  • ‘Beatrice’ reformulation: XML event chains<actor><name>Beatrice</name><events><event>fathers desertion</event><event>remember mother’s unaffectionate figure ... you felt she was concerned with appearances not your feelings</event><event>set off ended up making a success of work making two or three good woman friends</event><event>felt securely loved</event><event>learned to expect little from others ... it was safer to manage on your own</event><event>trying to please others ... the hope getting acceptance only to be used by them which makes you hate yourself</event><event>have experienced abandoned uncared feelings which I feel you had learned to put aside in your early life</event><event>the belief that you be emotionally involved and doomed to be abandoned</event><event>deserved the difficulties of your childhood ... the brief rebellion at school may be the source of your irrational guilt</event><event>were not to be happy so you sabotage things that do go well</event><event>need to please me to be accepted- you may feel angry with yourself</event><event>will certainly be abandoned at the end of our 12 further weeks</event><event>this may make you reluctant to be involved it will also protect you feeling overwhelmed by dependency</event></events></actor><actor><name>Kate Freshwater</name><events><event>feel that you learned to expect little from others it was safer to manage on your own</event><event>believe that working next three months will give you support for you to revise the damaging ways you have relied on up to now</event></events></actor><actor><name>your [Beatrice] mother</name><events><event>was concerned with appearances ... not your feelings</event></events></actor><actor><name>Richard</name><events><event>was the first person whom you experienced the depth of your need for affection</event><event>leaving was a terrible blow ... you have experienced abandoned uncared feelings … had learned to put aside in your early life</event></events>

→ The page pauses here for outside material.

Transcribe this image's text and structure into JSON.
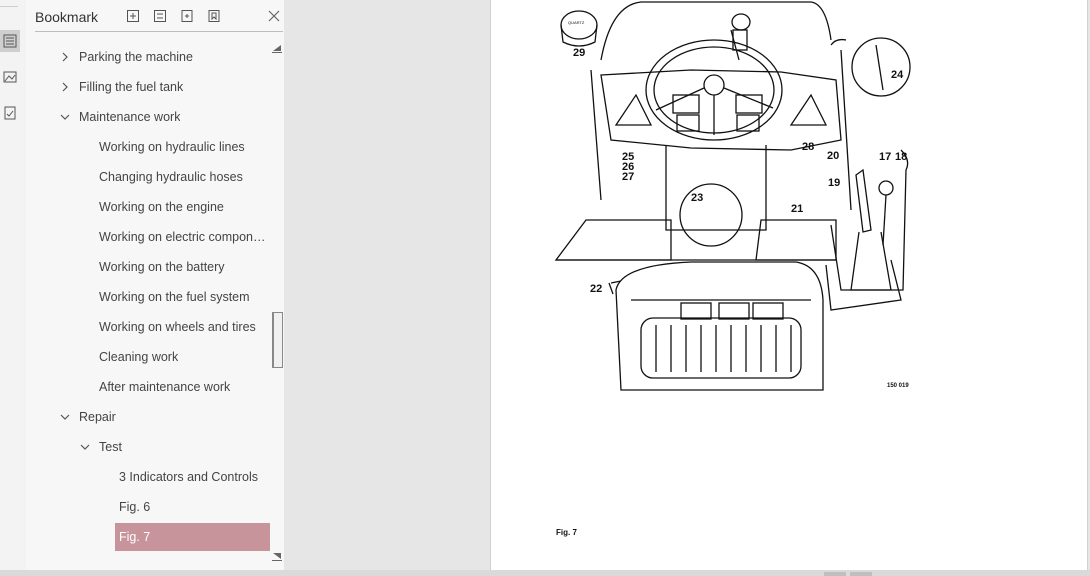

  • ‘Beatrice’: simplified diagrammaticreformulationFather’s desertion, mother unaffectionatemaking a success of workfelt securely lovedlearned to expect little from otherstrying to please others only to be used by themexperienced abandoned feelingsdoomed to be abandonedrebellion at schoolsource of irrational guiltsabotage things that do go wellwill certainly be abandoned at the end of 12 further weeks [of therapy]reluctant to be involvedprotect you feeling overwhelmed by dependency
  • ‘Beatrice’: reformulation from Ryle & Kerr (2002)Source: Fig 6.2 in Ryle & Kerr (2002)
  • Conclusion• Protagonists and their associated events can be explored, extracted and visualisedusing an NLP framework originally developed for processing discharge summaries• Configurable, component based architecture utilising generalised linguistic patternsmakes this possible• But the linear diagrams generated lack sophistication• Grouping events according to protagonist loses the interaction between events andmultiple actors• ‘leaving was a terrible blow’ event associated with Richard’s event chain, but this ismore relevant to Beatrice• Much more work to be done. E.g. combine machine learning with the linguisticpatterns used in this pipeline.• Pipeline components available at https://github.com/philgooch
  • THANK YOUPhil GoochResearch DeveloperDepartment of Digital HumanitiesKing’s College Londonphilip.gooch@kcl.ac.uk